​J.K. Rowling ended her Harry Potter series in 2007, then the movies ended the Wizarding World  (after the second Wizarding War) in 2011. 

But then... came Fantastic Beasts and Where to Find Them- which turned into a multi-film series- and after that, came Harry Potter and the Cursed Child, a follow up play and story that takes place nineteen years after the original books.

The door to the Wizarding World is always open, and no, I'm not talking about just to the theme parks. There's always something that allows you to step into the world of Harry Potter even if it's for a little while from the books, to the movies, and even to the play if you can see it.

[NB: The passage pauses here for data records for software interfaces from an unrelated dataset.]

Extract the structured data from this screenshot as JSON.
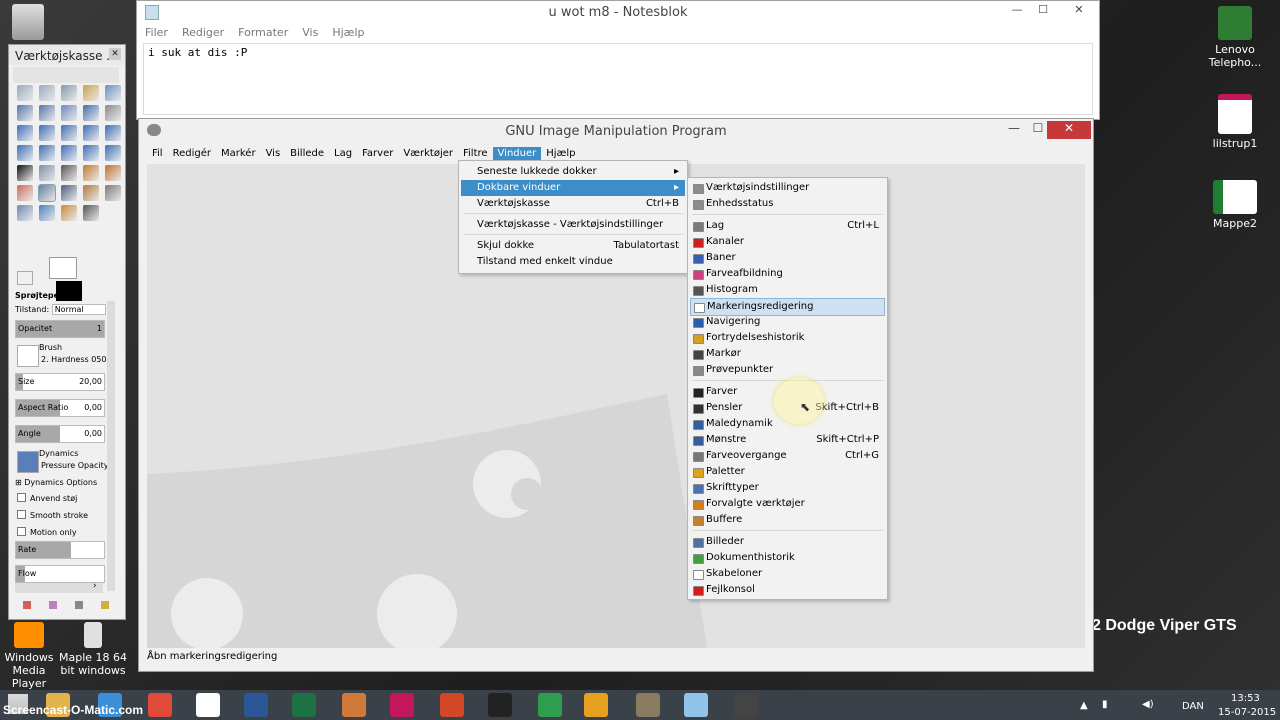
{
  "desktop": {
    "icons": [
      {
        "label": "Lenovo Telepho...",
        "color": "#2e7d32"
      },
      {
        "label": "lilstrup1",
        "color": "#c2185b"
      },
      {
        "label": "Mappe2",
        "color": "#1e7e34"
      },
      {
        "label": "Windows Media Player",
        "color": "#ff8f00"
      },
      {
        "label": "Maple 18 64 bit windows",
        "color": "#e0e0e0"
      }
    ],
    "wallpaper_text": "2 Dodge Viper GTS"
  },
  "notepad": {
    "title": "u wot m8 - Notesblok",
    "menu": [
      "Filer",
      "Rediger",
      "Formater",
      "Vis",
      "Hjælp"
    ],
    "content": "i suk at dis :P"
  },
  "toolbox": {
    "title": "Værktøjskasse ...",
    "options_title": "Sprøjtepensel",
    "mode_label": "Tilstand:",
    "mode_value": "Normal",
    "opacity_label": "Opacitet",
    "opacity_value": "1",
    "brush_label": "Brush",
    "brush_value": "2. Hardness 050",
    "size_label": "Size",
    "size_value": "20,00",
    "aspect_label": "Aspect Ratio",
    "aspect_value": "0,00",
    "angle_label": "Angle",
    "angle_value": "0,00",
    "dynamics_label": "Dynamics",
    "dynamics_value": "Pressure Opacity",
    "dynamics_options": "Dynamics Options",
    "checks": [
      "Anvend støj",
      "Smooth stroke",
      "Motion only"
    ],
    "rate_label": "Rate",
    "flow_label": "Flow"
  },
  "gimp": {
    "title": "GNU Image Manipulation Program",
    "menu": [
      "Fil",
      "Redigér",
      "Markér",
      "Vis",
      "Billede",
      "Lag",
      "Farver",
      "Værktøjer",
      "Filtre",
      "Vinduer",
      "Hjælp"
    ],
    "active_menu": "Vinduer",
    "status": "Åbn markeringsredigering"
  },
  "vinduer_menu": [
    {
      "label": "Seneste lukkede dokker",
      "shortcut": "",
      "arrow": "▸"
    },
    {
      "label": "Dokbare vinduer",
      "shortcut": "",
      "arrow": "▸"
    },
    {
      "label": "Værktøjskasse",
      "shortcut": "Ctrl+B"
    },
    {
      "label": "Værktøjskasse - Værktøjsindstillinger",
      "shortcut": ""
    },
    {
      "label": "Skjul dokke",
      "shortcut": "Tabulatortast"
    },
    {
      "label": "Tilstand med enkelt vindue",
      "shortcut": ""
    }
  ],
  "dockable_menu": [
    {
      "label": "Værktøjsindstillinger",
      "shortcut": "",
      "color": "#8c8c8c"
    },
    {
      "label": "Enhedsstatus",
      "shortcut": "",
      "color": "#8c8c8c"
    },
    {
      "label": "Lag",
      "shortcut": "Ctrl+L",
      "color": "#7a7a7a"
    },
    {
      "label": "Kanaler",
      "shortcut": "",
      "color": "#cc2020"
    },
    {
      "label": "Baner",
      "shortcut": "",
      "color": "#3b5fb0"
    },
    {
      "label": "Farveafbildning",
      "shortcut": "",
      "color": "#d04080"
    },
    {
      "label": "Histogram",
      "shortcut": "",
      "color": "#555555"
    },
    {
      "label": "Markeringsredigering",
      "shortcut": "",
      "color": "#ffffff"
    },
    {
      "label": "Navigering",
      "shortcut": "",
      "color": "#2a5ea8"
    },
    {
      "label": "Fortrydelseshistorik",
      "shortcut": "",
      "color": "#d4a020"
    },
    {
      "label": "Markør",
      "shortcut": "",
      "color": "#444444"
    },
    {
      "label": "Prøvepunkter",
      "shortcut": "",
      "color": "#888888"
    },
    {
      "label": "Farver",
      "shortcut": "",
      "color": "#222222"
    },
    {
      "label": "Pensler",
      "shortcut": "Skift+Ctrl+B",
      "color": "#333333"
    },
    {
      "label": "Maledynamik",
      "shortcut": "",
      "color": "#3060a0"
    },
    {
      "label": "Mønstre",
      "shortcut": "Skift+Ctrl+P",
      "color": "#3a5d9a"
    },
    {
      "label": "Farveovergange",
      "shortcut": "Ctrl+G",
      "color": "#777777"
    },
    {
      "label": "Paletter",
      "shortcut": "",
      "color": "#e0a020"
    },
    {
      "label": "Skrifttyper",
      "shortcut": "",
      "color": "#5070b0"
    },
    {
      "label": "Forvalgte værktøjer",
      "shortcut": "",
      "color": "#d08020"
    },
    {
      "label": "Buffere",
      "shortcut": "",
      "color": "#c08030"
    },
    {
      "label": "Billeder",
      "shortcut": "",
      "color": "#5070a0"
    },
    {
      "label": "Dokumenthistorik",
      "shortcut": "",
      "color": "#40a040"
    },
    {
      "label": "Skabeloner",
      "shortcut": "",
      "color": "#ffffff"
    },
    {
      "label": "Fejlkonsol",
      "shortcut": "",
      "color": "#cc2020"
    }
  ],
  "taskbar": {
    "watermark": "Screencast-O-Matic.com",
    "language": "DAN",
    "time": "13:53",
    "date": "15-07-2015"
  }
}
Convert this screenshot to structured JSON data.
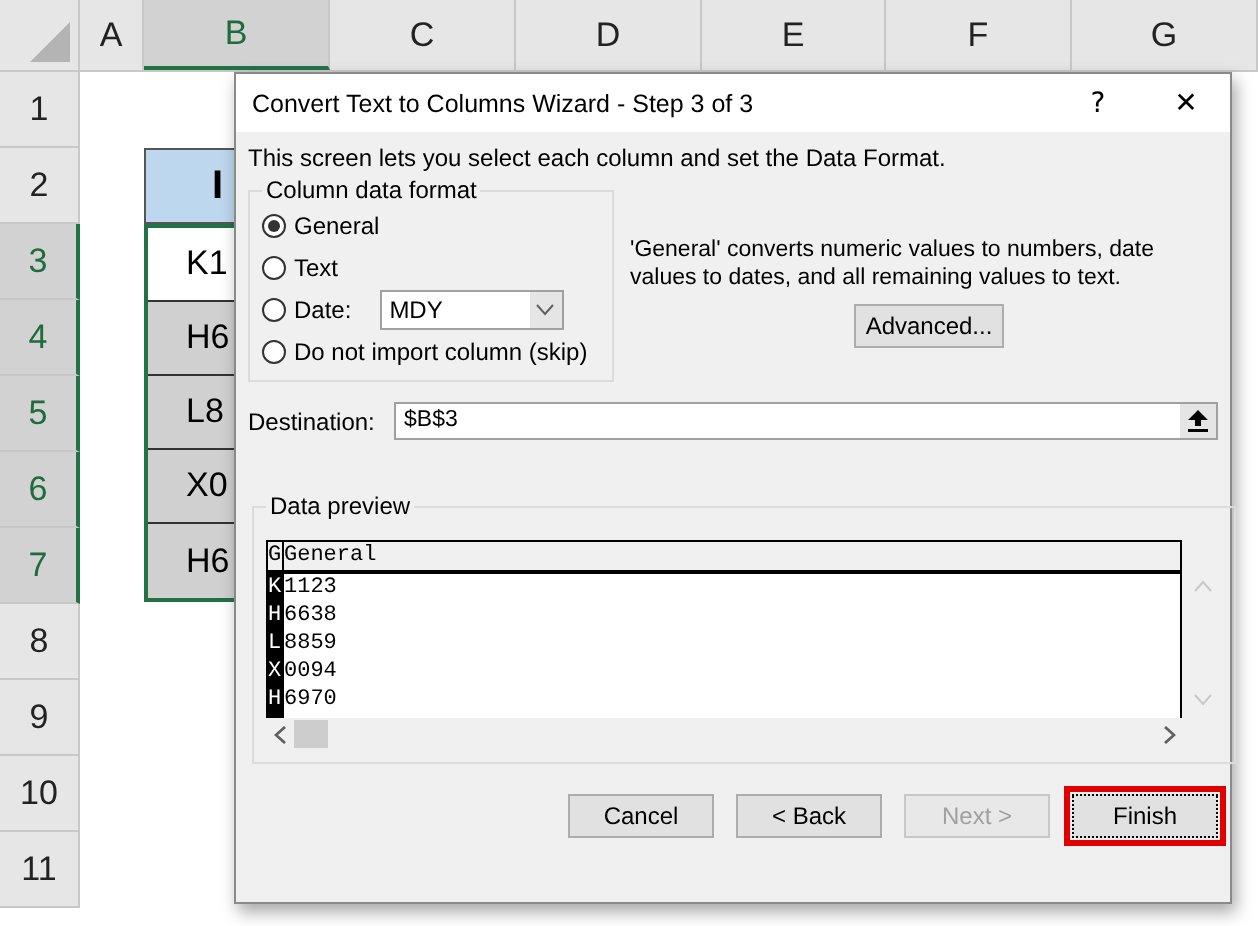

However, what makes the world of wizards and witches so popular to many? One theory is (just like with Star Wars), Harry Potter reinvents and reworks the "mythic pattern" Joseph Campbell describes in The Hero With a Thousand Faces, where the hero goes from the ordinary world into a supernatural one, battles with magical forces, and then returns with these gifts to help others.

Another theory has to do with J. K. Rowling's background in which she studied French literature at the University of Exeter, thus why many elements of medieval French romances such as themes, characters, and plot structures are interspersed throughout the books.

Scholars Heather Arden and Kathryn Lorenz, authors of The Harry Potter Stories and French Arthurian Romance, point out many facets of the series that are a reference to or even parallel Arthurian lore and that familiarity with the story makes it potent for many. For instance, many Hogwarts professors are members of the medieval "Order of Merlin," and many creatures have been taken out of a medieval romance such as unicorns, dragons, basilisks, werewolves, and the phoenix.

Harry himself is even likened to Arthur in that he gains a magical weapon (in this case his wand) that aids in his battles against dark forces. Harry, like Arthur, is accompanied by loyal companions who aid him and who battle alongside him- but at times, even he must part from them to face a challenge alone. And in another, on the nose likeness, Harry pulls a sword from an object and fated to marry a girl named Ginevra (which is actually a derivation of Guinevere).


Whatever the reason behind Harry Potter's fame, all Potterheads can agree that these books are classics!